you seem to be moved; pray what has bonny Peggy Galravage been doing to displease you ?”
“ Ou no that muckle after a'," said Mrs M'Claver, smoothing her brow with a smile, as she eyed Amherst and his friend." I was only gi'en her a wee bit o' an advice, an' ye ken it's weel my pairt, for as she's under my roof, I maun see that she behaves hersel, poor thing !An' she's a decent lassie eneugh, after a's said.
-Waes me! I hae nae dochter noo to gi’e motherly advices till ! and when I had ane, gude kens, my words were but o little profit-wha kens whare poor Eppy's wandering? or wha kens
But here Macgillivray, who perceived she had got
hold of the thread of her endless theme, interrupted her, by introducing the two English gentlemen.
“ Proud am I, Maister Macgillivray,” said she, crossing her arms, gridiron and all, and dropping a low curtsey, “ to see siccan braw gallant gentlemen in my house.

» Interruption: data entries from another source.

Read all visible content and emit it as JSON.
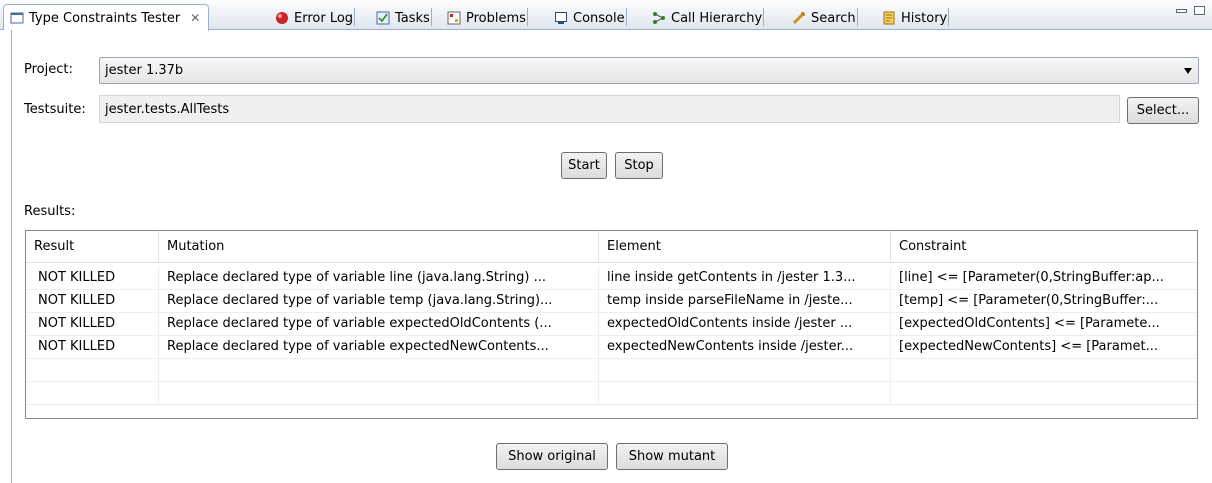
{
  "tabs": [
    {
      "label": "Type Constraints Tester",
      "icon": "window-icon",
      "active": true
    },
    {
      "label": "Error Log",
      "icon": "error-log-icon"
    },
    {
      "label": "Tasks",
      "icon": "tasks-icon"
    },
    {
      "label": "Problems",
      "icon": "problems-icon"
    },
    {
      "label": "Console",
      "icon": "console-icon"
    },
    {
      "label": "Call Hierarchy",
      "icon": "call-hierarchy-icon"
    },
    {
      "label": "Search",
      "icon": "search-icon"
    },
    {
      "label": "History",
      "icon": "history-icon"
    }
  ],
  "form": {
    "project_label": "Project:",
    "project_value": "jester 1.37b",
    "testsuite_label": "Testsuite:",
    "testsuite_value": "jester.tests.AllTests",
    "select_button": "Select...",
    "start_button": "Start",
    "stop_button": "Stop",
    "results_label": "Results:"
  },
  "table": {
    "columns": [
      "Result",
      "Mutation",
      "Element",
      "Constraint"
    ],
    "rows": [
      [
        "NOT KILLED",
        "Replace declared type of variable line (java.lang.String) ...",
        "line inside getContents in /jester 1.3...",
        "[line] <= [Parameter(0,StringBuffer:ap..."
      ],
      [
        "NOT KILLED",
        "Replace declared type of variable temp (java.lang.String)...",
        "temp inside parseFileName in /jeste...",
        "[temp] <= [Parameter(0,StringBuffer:..."
      ],
      [
        "NOT KILLED",
        "Replace declared type of variable expectedOldContents (...",
        "expectedOldContents inside /jester ...",
        "[expectedOldContents] <= [Paramete..."
      ],
      [
        "NOT KILLED",
        "Replace declared type of variable expectedNewContents...",
        "expectedNewContents inside /jester...",
        "[expectedNewContents] <= [Paramet..."
      ]
    ]
  },
  "buttons": {
    "show_original": "Show original",
    "show_mutant": "Show mutant"
  },
  "colors": {
    "accent_border": "#9fb0c6",
    "error_icon": "#cc2222"
  }
}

I've ay been unco fond o' the Inglishers ever sin’ Captain Clutterbuck lodged wi' me. H
was a braw paymaster ; an' mony was the braw bonny die he gied to poor Eppy. But she's awa' noo, Heaven kens whare.--I never sall forget the night" Here, again, Macgillivray broke in
favourite topic, by asking if Sir Alisander Sanderson was still with the party?
“ Ou, ay, troth is he, worthy man; he's ower gude natured to gang awa' and leave the honest folk. But stap this way, gentlemen, stap this way, stap yere ways ben."
So saying, she proceeded to open the door of the inner chamber, into which Macgillivray led
This apartment was of the same size as that through which they had just passed, and its fire-place, though somewhat less than the other, was of similar construction, and was filled with a blazing fire of bog-fir and peats. The walls though of sod, had been plastered inside with clay, and covered with white wash, still adhering in most places, though it had peeled off in many large patches. The rafters were partly covered with split planks, and partly, as in the other, with old sails. The whole of this patched ceiling was festooned with a perfect drapery of cobwebs and sooty filaments, drooping from every part of it. The ornaments were the sad remains of a cracked mirror, in a tarnished old carved-and-gilt frame, and a few prints, long
ago rendered unintelligible by the effects of damp. A long table formed of boards, supported upon trestles, extended down the length of the room, its surface being thickly set with stoups, or wooden drinking vessels, of a tall form, constructed of staves and hoops. Oppo site to that end of it, farthest from the fire, stood an elevated gantrees, or wooden support for a cask, on which was poised a huge hogshead of claret, reared higher than the level of the table, and having a cock and pail, that is to say, a wooden tube and plug inserted into it. The vicinity of the cask bore all the appearance of frequent applications having been made to its spiggot, and that, too, by no very steady hands, for the clay floor was moistened by frequent libations, and some of the hollows, in the inequality of its surface, stood in pools of the
In an old carved oak chair, ornamented with huge knobs, at the head of the table, near the cask, sat Sir Alisander Sanderson, of whom Macgillivray had spoken, a fat, ruddy, good-humoured gentleman-like person about forty, with a benevolent expression of countenance. Being